In the wake of several violent high-profile incidents involving law enforcement and citizens in his home state and across the country, Sen. Tim Scott, R-S.C., on Monday unveiled a $100 million proposal to help local police agencies pay for body-worn cameras for their officers.
Scott’s bill, titled the Safer Officer and Safer Citizens Act of 2015, would provide up to $100 million in grants over five years – from federal fiscal years 2016 through 2021 – to law enforcement jurisdictions nationwide that provide a 25 percent match in the funds that they request.
“We’ve seen in the last 18 months, two years, a number of incidents around the country where had we had a video, we’d have a clear picture, or at least a more clear picture of what occurred,” Scott said Monday. “And we’ve seen the questions raised when there is no video, so I think this is the step in the right direction.”
As prerequisite for funding, Scott said local law enforcement agencies that apply for funding would have to develop policies for retaining the video captured on the body cameras and disclosure issues.
Scott crafted to the bill to ensure that local law enforcement stays “in the hands of local law enforcement.”

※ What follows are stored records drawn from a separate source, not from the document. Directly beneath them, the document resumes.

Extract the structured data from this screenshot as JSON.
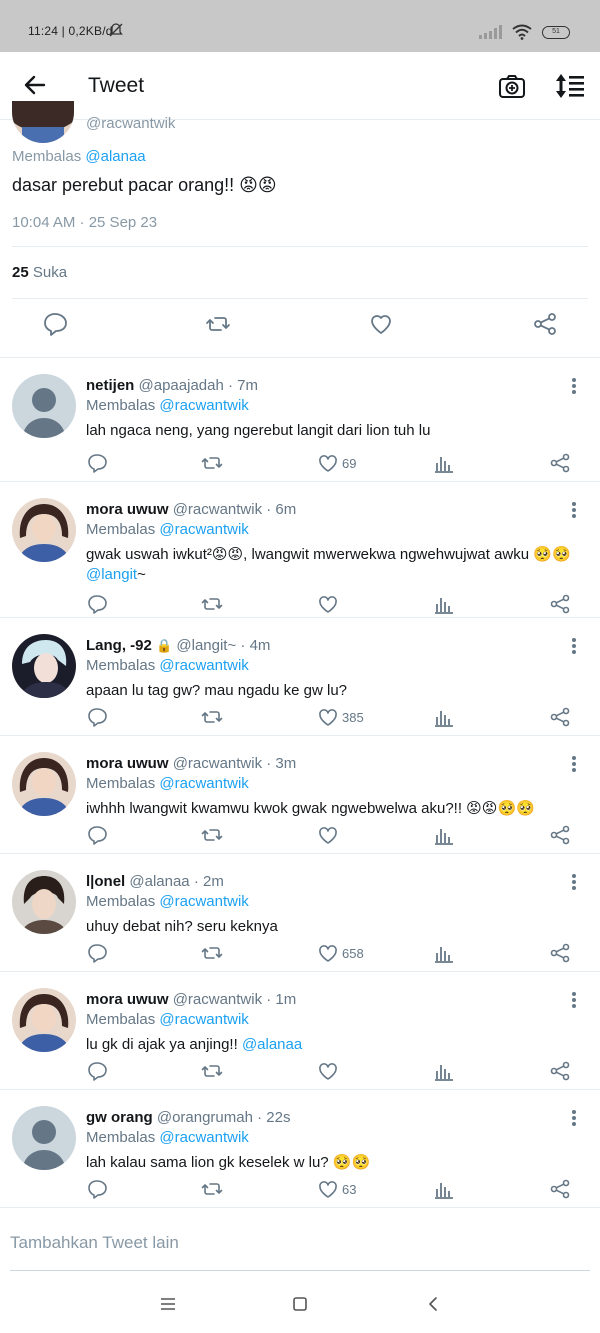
{
  "status_bar": {
    "left_text": "11:24 | 0,2KB/d",
    "battery": "51"
  },
  "header": {
    "title": "Tweet"
  },
  "main_tweet": {
    "handle": "@racwantwik",
    "replying_label": "Membalas",
    "replying_to": "@alanaa",
    "text": "dasar perebut pacar orang!! 😡😡",
    "timestamp": "10:04 AM · 25 Sep 23",
    "likes_count": "25",
    "likes_label": "Suka"
  },
  "replies": [
    {
      "name": "netijen",
      "handle": "@apaajadah · 7m",
      "replying_label": "Membalas",
      "replying_to": "@racwantwik",
      "text": "lah ngaca neng, yang ngerebut langit dari lion tuh lu",
      "text_mention": "",
      "likes": "69"
    },
    {
      "name": "mora uwuw",
      "handle": "@racwantwik · 6m",
      "replying_label": "Membalas",
      "replying_to": "@racwantwik",
      "text": "gwak uswah iwkut²😡😡, lwangwit mwerwekwa ngwehwujwat awku 🥺🥺",
      "text_mention": "@langit",
      "text_after": "~",
      "likes": ""
    },
    {
      "name": "Lang, -92",
      "lock": "🔒",
      "handle": "@langit~ · 4m",
      "replying_label": "Membalas",
      "replying_to": "@racwantwik",
      "text": "apaan lu tag gw? mau ngadu ke gw lu?",
      "text_mention": "",
      "likes": "385"
    },
    {
      "name": "mora uwuw",
      "handle": "@racwantwik · 3m",
      "replying_label": "Membalas",
      "replying_to": "@racwantwik",
      "text": "iwhhh lwangwit kwamwu kwok gwak ngwebwelwa aku?!! 😡😡🥺🥺",
      "text_mention": "",
      "likes": ""
    },
    {
      "name": "l|onel",
      "handle": "@alanaa · 2m",
      "replying_label": "Membalas",
      "replying_to": "@racwantwik",
      "text": "uhuy debat nih? seru keknya",
      "text_mention": "",
      "likes": "658"
    },
    {
      "name": "mora uwuw",
      "handle": "@racwantwik · 1m",
      "replying_label": "Membalas",
      "replying_to": "@racwantwik",
      "text": "lu gk di ajak ya anjing!! ",
      "text_mention": "@alanaa",
      "likes": ""
    },
    {
      "name": "gw orang",
      "handle": "@orangrumah · 22s",
      "replying_label": "Membalas",
      "replying_to": "@racwantwik",
      "text": "lah kalau sama lion gk keselek w lu? 🥺🥺",
      "text_mention": "",
      "likes": "63"
    }
  ],
  "compose": {
    "placeholder": "Tambahkan Tweet lain"
  },
  "colors": {
    "accent": "#1da1f2",
    "secondary_text": "#657786",
    "divider": "#e6ecf0"
  }
}
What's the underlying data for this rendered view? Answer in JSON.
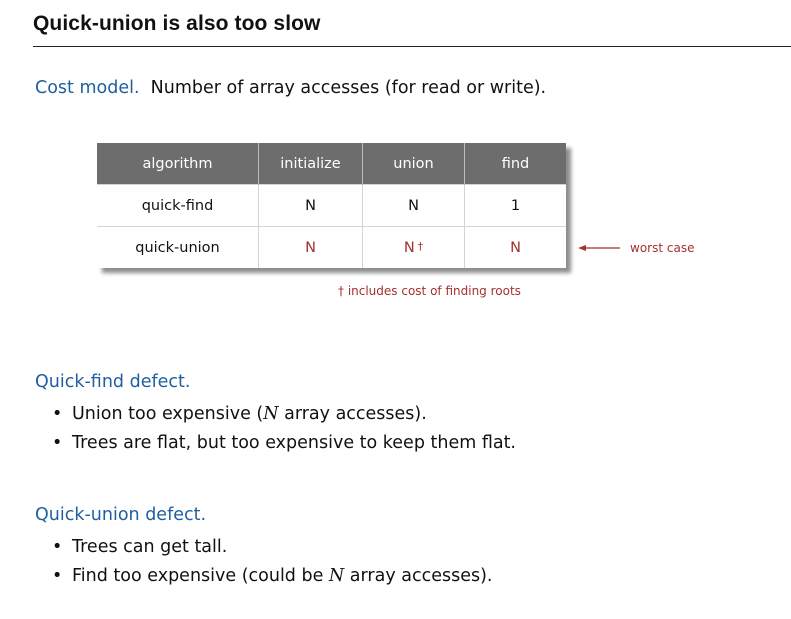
{
  "title": "Quick-union is also too slow",
  "cost_model": {
    "label": "Cost model.",
    "text": "Number of array accesses (for read or write)."
  },
  "table": {
    "headers": [
      "algorithm",
      "initialize",
      "union",
      "find"
    ],
    "rows": [
      {
        "algorithm": "quick-find",
        "initialize": "N",
        "union": "N",
        "union_mark": "",
        "find": "1"
      },
      {
        "algorithm": "quick-union",
        "initialize": "N",
        "union": "N",
        "union_mark": "†",
        "find": "N"
      }
    ],
    "worst_case_label": "worst case",
    "footnote": "† includes cost of finding roots"
  },
  "quick_find_defect": {
    "heading": "Quick-find defect.",
    "bullets": [
      {
        "before": "Union too expensive (",
        "math": "N",
        "after": " array accesses)."
      },
      {
        "before": "Trees are flat, but too expensive to keep them flat.",
        "math": "",
        "after": ""
      }
    ]
  },
  "quick_union_defect": {
    "heading": "Quick-union defect.",
    "bullets": [
      {
        "before": "Trees can get tall.",
        "math": "",
        "after": ""
      },
      {
        "before": "Find too expensive (could be ",
        "math": "N",
        "after": " array accesses)."
      }
    ]
  },
  "bullet_char": "•",
  "colors": {
    "heading_blue": "#1f5f9e",
    "accent_red": "#a3322e",
    "table_header_gray": "#6d6d6d"
  },
  "icons": {
    "worst_case_arrow": "left-arrow-icon"
  }
}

“Our goal is not to find a way to nationalize local law enforcement,” he said, “but to specifically do the exact opposite.”
Scott has been one of Congress’ leading proponents of body cameras. He stepped up his advocacy following the fatal shooting of Walter Scott, an unarmed African American man, by a white North Charleston police officer in April.
We’ve seen in the last 18 months,...a number of incidents around the country where had we had a video, we’d have a clear picture, or at least a more clear picture of what occurred.
Sen. Tim Scott, R-S.C.
The clamor for body cameras has grown in recent months. Incidents involving controversial police behavior in Ferguson, Mo., and Staten Island in New York last summer, and in North Charleston and Baltimore this spring have intensified the effort.
In Ferguson, a white police officer shot a black teenager. In New York, Eric Garner, who was black, died after being put in what was described as a choke hold by a police officer during an arrest. And in Baltimore, the death of Freddie Gray while in police custody sparked outrage and rioting in parts of the black community.
Washington lawmakers have responded by including tens of millions of dollars for body cameras in appropriations bills that have yet to clear both chambers of Congress and reach President Barack Obama’s desk.
In May, the Justice Department embarked on a $20 million pilot program that will provide grants to as many as 50 police departments to purchase body cameras and train officers on their use.
Scott said his body camera funding bill will go through the Senate Judiciary Committee and its subcommittee on crime and terrorism, chaired by his South Carolina colleague, Republican Sen. Lindsey Graham.
“We’re pushing leadership to see if they can have something before the end of the year, but there has been no commitment made to that specific date,” Scott said. “We are hoping that as this issue continues to be an issue of importance around the country that we will be able to find the momentum to create the change that we’re looking for in the calendar.”